Stored data entries:
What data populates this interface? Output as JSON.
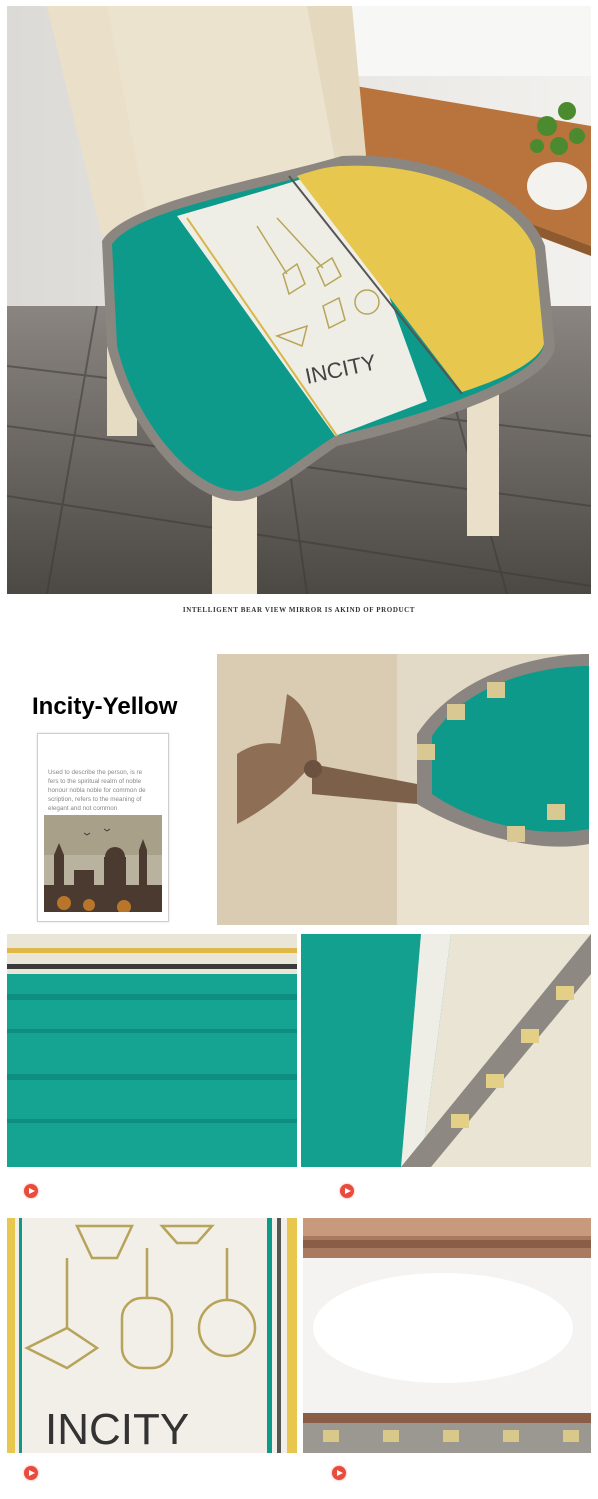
{
  "hero": {
    "logo_text": "INCITY"
  },
  "heading": {
    "title": "INTELLIGENT BEAR VIEW MIRROR IS AKIND OF PRODUCT",
    "subtitle": ""
  },
  "variant": {
    "label": "Incity-Yellow"
  },
  "card": {
    "text_lines": [
      "Used to describe the person, is re",
      "fers to the spiritual realm of noble",
      "honour nobla noble for common de",
      "scription, refers to the meaning of",
      "elegant and not common"
    ]
  },
  "detail_logo": {
    "text": "INCITY"
  },
  "colors": {
    "teal": "#0e9a8a",
    "yellow": "#e7c74d",
    "cream": "#efeee6",
    "play": "#e94b3c"
  },
  "icons": [
    "play-icon"
  ]
}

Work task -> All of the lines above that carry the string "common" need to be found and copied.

Solution to the problem ->
      "honour nobla noble for common de",
      "elegant and not common"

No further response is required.